So the Trudeau government has succeeded in ramming through its internet censorship law, Bill C-10, on the eve of Parliament rising for the summer (and probably for a fall federal election).
The Liberals used some of the most ham-fisted Parliamentary tactics in the past quarter century just to make sure this bill became law before the House of Commons adjourned.
I guess that’s an improvement from this time last year when the Liberals prorogued Parliament entirely for four months rather than suffer continued damage from the WE Charity scandal.
Being forced to do the Trudeau government’s bidding versus being forced to shut up; take your pick.
But why employ such anti-democratic means as closure and undebated amendments to foist such anti-democratic legislation onto a nation that has shown no desire to have its internet habits so closely scrutinized (and potentially censored) by a government agency, the CRTC (the Canadian Radiotelevision and Telecommunications Commission)?
The short answer is that to the statist and bureaucratic minds who thought up C-10, it makes sense to restrict free speech in order to save it. Kill the patient – just a little – in order to save his life.
So what now?
Canadians won’t notice the strong arm of government controlling their internet posting and browsing right away.
This is going to be creeping censorship – death by a thousand bureaucratic edicts – not online martial law.
That’s how regulators work.
The government has even given the CRTC an extra budget of nearly $4 million this year just to figure out what to do with all its newfound power to enhance Canada’s “social cohesion,” reduce online criticism against civil servants and expunge all hatred from social media.
Bill C-10 is a blank cheque it will take the cabinet and the regulators some time to fill in.
First, they will go after sites and providers who most Canadians will give their nodding acceptance to being reined in.

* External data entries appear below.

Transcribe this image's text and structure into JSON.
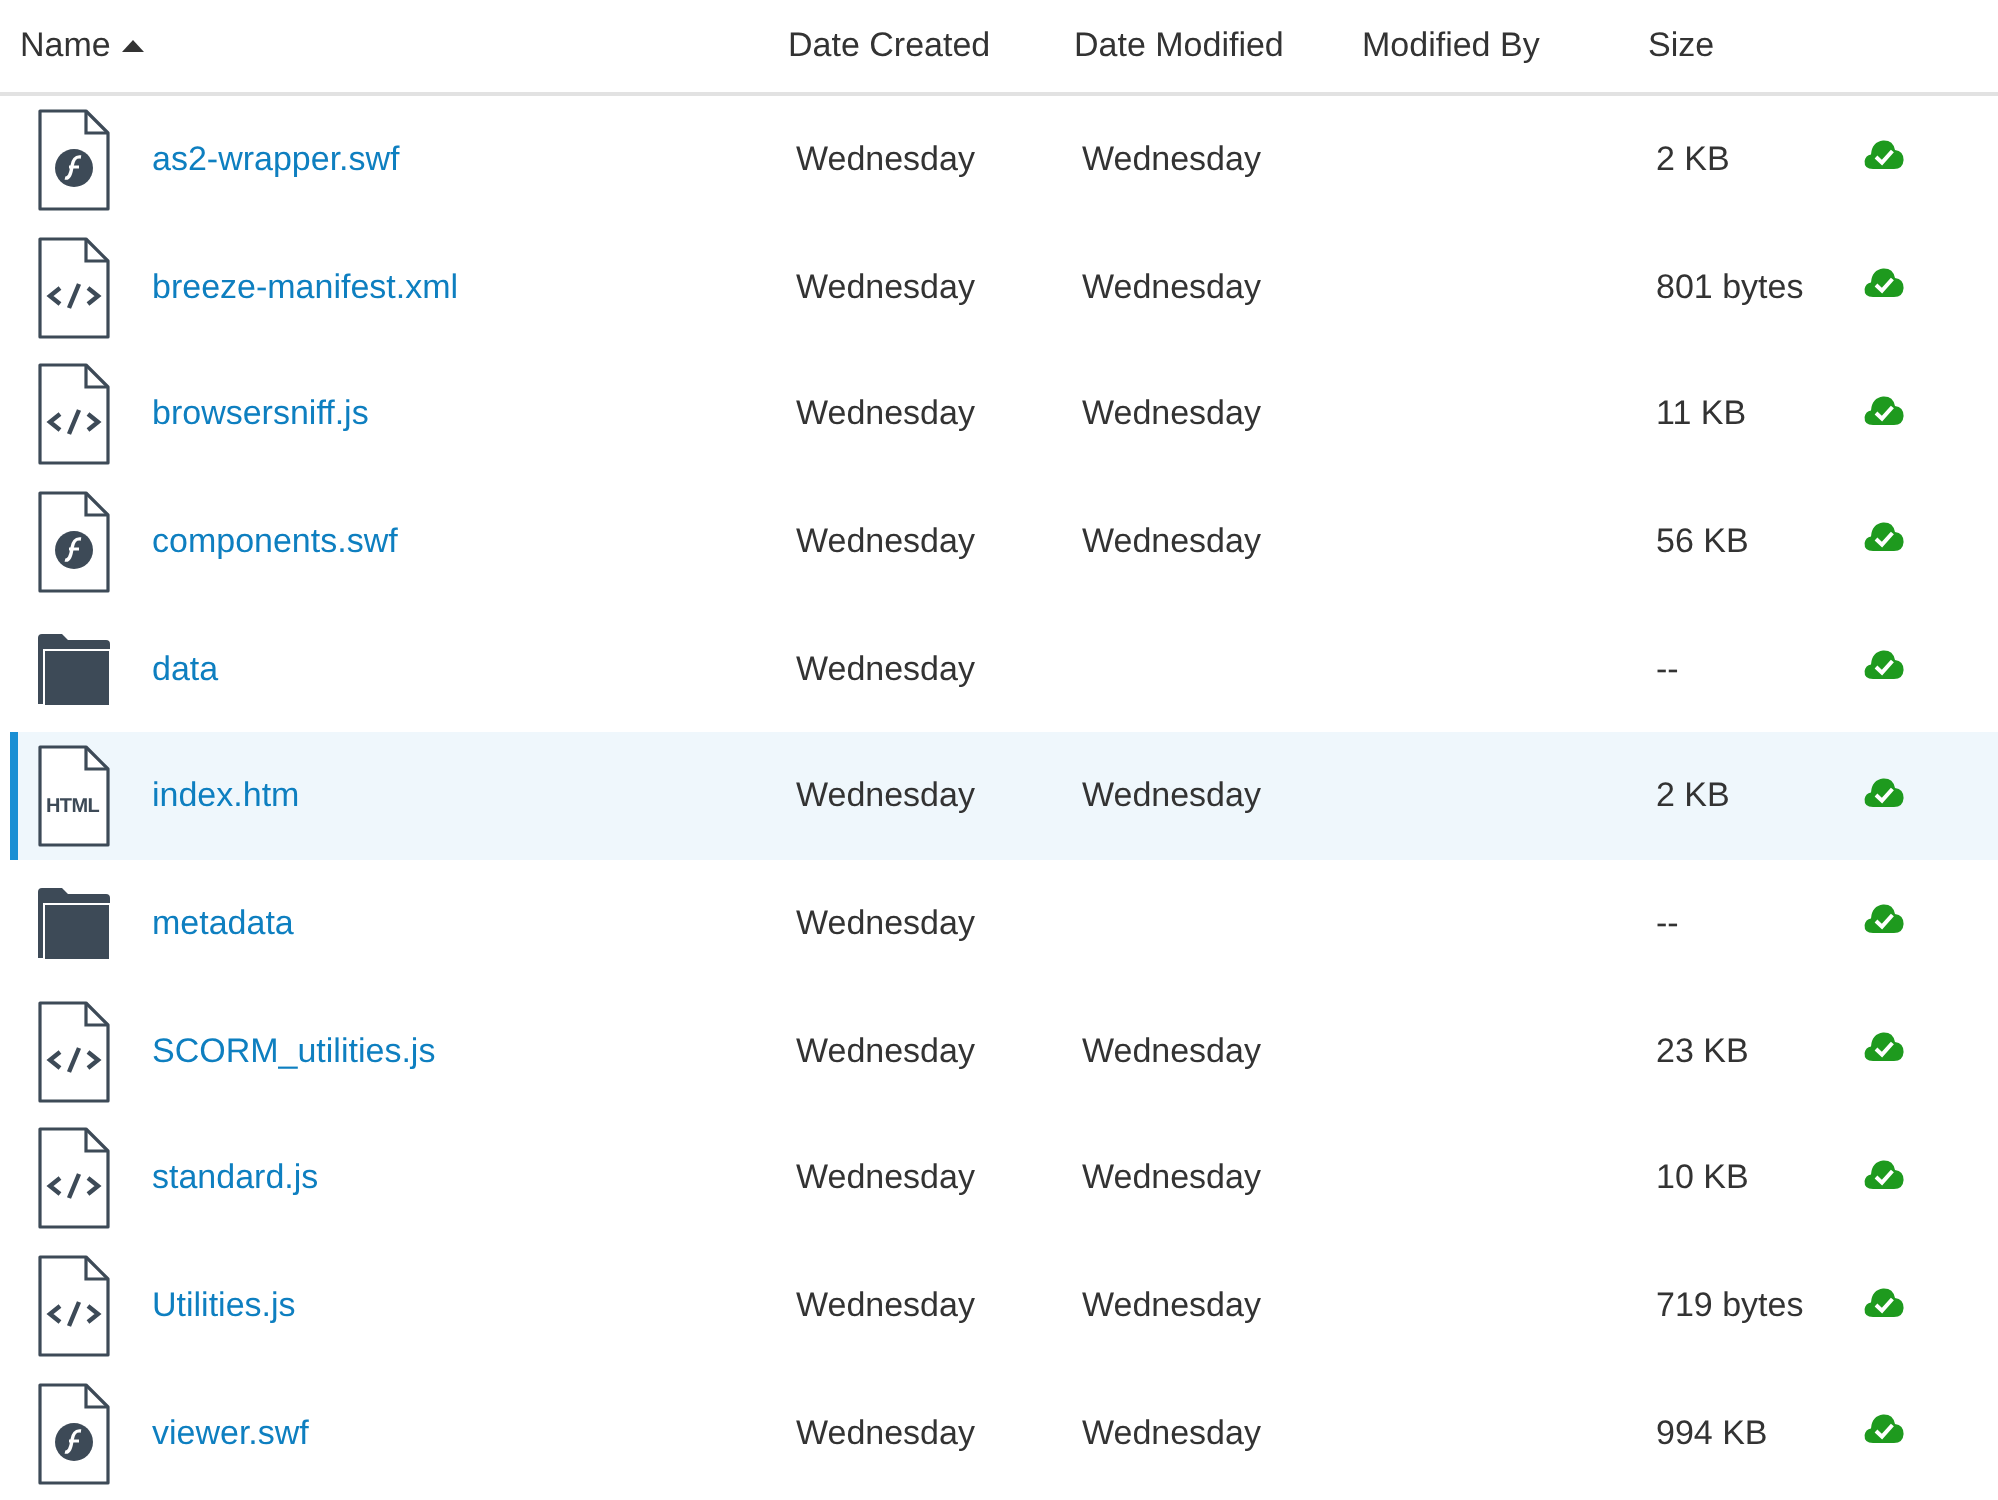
{
  "columns": [
    {
      "label": "Name",
      "sorted": true
    },
    {
      "label": "Date Created",
      "sorted": false
    },
    {
      "label": "Date Modified",
      "sorted": false
    },
    {
      "label": "Modified By",
      "sorted": false
    },
    {
      "label": "Size",
      "sorted": false
    }
  ],
  "rows": [
    {
      "kind": "flash",
      "name": "as2-wrapper.swf",
      "date_created": "Wednesday",
      "date_modified": "Wednesday",
      "size": "2 KB",
      "selected": false
    },
    {
      "kind": "code",
      "name": "breeze-manifest.xml",
      "date_created": "Wednesday",
      "date_modified": "Wednesday",
      "size": "801 bytes",
      "selected": false
    },
    {
      "kind": "code",
      "name": "browsersniff.js",
      "date_created": "Wednesday",
      "date_modified": "Wednesday",
      "size": "11 KB",
      "selected": false
    },
    {
      "kind": "flash",
      "name": "components.swf",
      "date_created": "Wednesday",
      "date_modified": "Wednesday",
      "size": "56 KB",
      "selected": false
    },
    {
      "kind": "folder",
      "name": "data",
      "date_created": "Wednesday",
      "size": "--",
      "selected": false
    },
    {
      "kind": "html",
      "icon_label": "HTML",
      "name": "index.htm",
      "date_created": "Wednesday",
      "date_modified": "Wednesday",
      "size": "2 KB",
      "selected": true
    },
    {
      "kind": "folder",
      "name": "metadata",
      "date_created": "Wednesday",
      "size": "--",
      "selected": false
    },
    {
      "kind": "code",
      "name": "SCORM_utilities.js",
      "date_created": "Wednesday",
      "date_modified": "Wednesday",
      "size": "23 KB",
      "selected": false
    },
    {
      "kind": "code",
      "name": "standard.js",
      "date_created": "Wednesday",
      "date_modified": "Wednesday",
      "size": "10 KB",
      "selected": false
    },
    {
      "kind": "code",
      "name": "Utilities.js",
      "date_created": "Wednesday",
      "date_modified": "Wednesday",
      "size": "719 bytes",
      "selected": false
    },
    {
      "kind": "flash",
      "name": "viewer.swf",
      "date_created": "Wednesday",
      "date_modified": "Wednesday",
      "size": "994 KB",
      "selected": false
    }
  ]
}
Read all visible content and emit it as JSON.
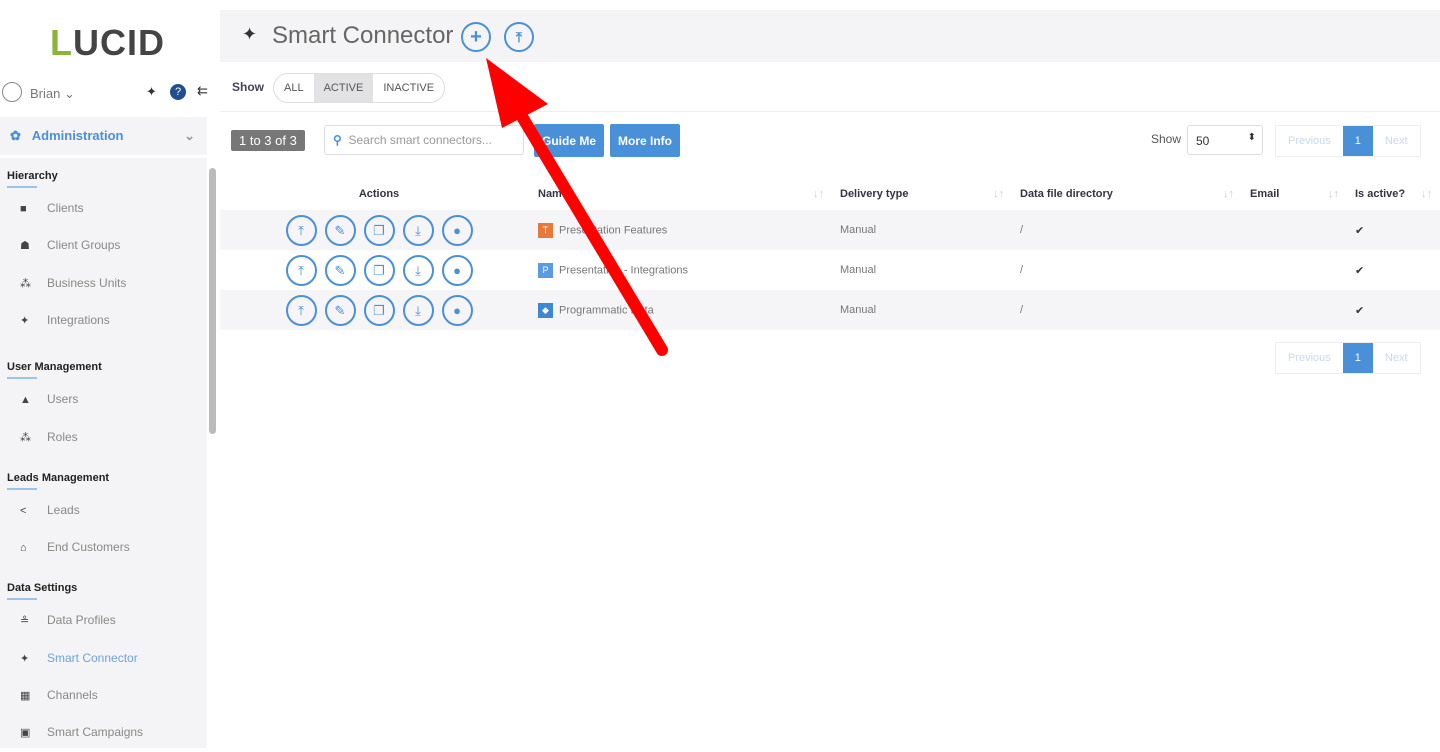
{
  "sidebar": {
    "logo": "LUCID",
    "user": "Brian",
    "section": "Administration",
    "groups": [
      {
        "title": "Hierarchy",
        "items": [
          {
            "icon": "briefcase-icon",
            "glyph": "■",
            "label": "Clients"
          },
          {
            "icon": "users-icon",
            "glyph": "☗",
            "label": "Client Groups"
          },
          {
            "icon": "sitemap-icon",
            "glyph": "⁂",
            "label": "Business Units"
          },
          {
            "icon": "plug-icon",
            "glyph": "✦",
            "label": "Integrations"
          }
        ]
      },
      {
        "title": "User Management",
        "items": [
          {
            "icon": "user-icon",
            "glyph": "▲",
            "label": "Users"
          },
          {
            "icon": "roles-icon",
            "glyph": "⁂",
            "label": "Roles"
          }
        ]
      },
      {
        "title": "Leads Management",
        "items": [
          {
            "icon": "share-icon",
            "glyph": "<",
            "label": "Leads"
          },
          {
            "icon": "end-customers-icon",
            "glyph": "⌂",
            "label": "End Customers"
          }
        ]
      },
      {
        "title": "Data Settings",
        "items": [
          {
            "icon": "data-profiles-icon",
            "glyph": "≗",
            "label": "Data Profiles"
          },
          {
            "icon": "plug-icon",
            "glyph": "✦",
            "label": "Smart Connector",
            "active": true
          },
          {
            "icon": "grid-icon",
            "glyph": "▦",
            "label": "Channels"
          },
          {
            "icon": "campaign-icon",
            "glyph": "▣",
            "label": "Smart Campaigns"
          }
        ]
      }
    ]
  },
  "header": {
    "title": "Smart Connector"
  },
  "filter": {
    "label": "Show",
    "options": [
      "ALL",
      "ACTIVE",
      "INACTIVE"
    ],
    "selected": "ACTIVE"
  },
  "toolbar": {
    "count": "1 to 3 of 3",
    "search_placeholder": "Search smart connectors...",
    "guide": "Guide Me",
    "more": "More Info",
    "show_label": "Show",
    "page_size": "50"
  },
  "pagination": {
    "prev": "Previous",
    "page": "1",
    "next": "Next"
  },
  "table": {
    "columns": [
      "Actions",
      "Name",
      "Delivery type",
      "Data file directory",
      "Email",
      "Is active?"
    ],
    "rows": [
      {
        "badge": "T",
        "badge_color": "#e8773a",
        "name": "Presentation Features",
        "delivery": "Manual",
        "dir": "/",
        "email": "",
        "active": "✔"
      },
      {
        "badge": "P",
        "badge_color": "#5b9be6",
        "name": "Presentation - Integrations",
        "delivery": "Manual",
        "dir": "/",
        "email": "",
        "active": "✔"
      },
      {
        "badge": "◆",
        "badge_color": "#3f86d4",
        "name": "Programmatic Data",
        "delivery": "Manual",
        "dir": "/",
        "email": "",
        "active": "✔"
      }
    ]
  },
  "colors": {
    "accent": "#4a90d9",
    "arrow": "#ff0000"
  }
}
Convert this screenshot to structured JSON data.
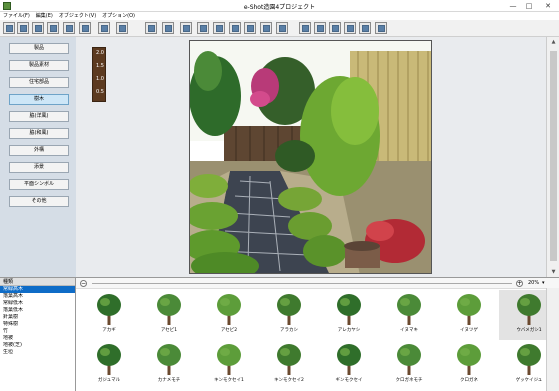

White supremacists, for instance, and anti-immigrant pages. People (and more likely organizations) that post anti-trans or anti-gay messages.
Maybe the incels – the involuntary celibates such as Alek Minassian who preach hatred (and often violence) against feminists. Minassian drove a van down the sidewalk along Toronto’s Yonge St. in 2018 killing 10 and injuring 16 more.
But what about the recent spate of anti-Catholic hatred online, some of which has urged vandalism and violence in retaliation for the church’s operation of residential schools?
Here the biases of the CRTC and our “progressive” elites are likely to be on glaring display.
If one form of hatred rankles politically correct sensibilities, expect it to be banned. But if our elites sympathize, even a little, with other forms, expect them to get a pass under C-10.
A couple of for-instances: Our prime minister was quick to label as “domestic terrorism” the hit-and-run killing of a Muslim family in London, Ont., but he has yet to name as “terrorists” Canadians who went to Syria to join ISIS.
And when Western oilfield workers drove to Ottawa in United We Roll caravans in 2019, the most senior civil servant in the country wanted them stopped because they had called Trudeau a traitor.
Expect Bill C-10 to be unevenly applied.
But the million little affronts to free speech will begin two to five years from now when the big targets have been mostly subdued.
To justify its continued existence, the CRTC will start going after little-guy posters with backwards views or news sites that question the “settled” science of climate change or the wisdom of our Indigenous welfare industry or race-based federal loans to businesses owned by racialized Canadians.
That’s where the real danger of C-10 lies, in the drip-drip-drip erosion of our freedoms.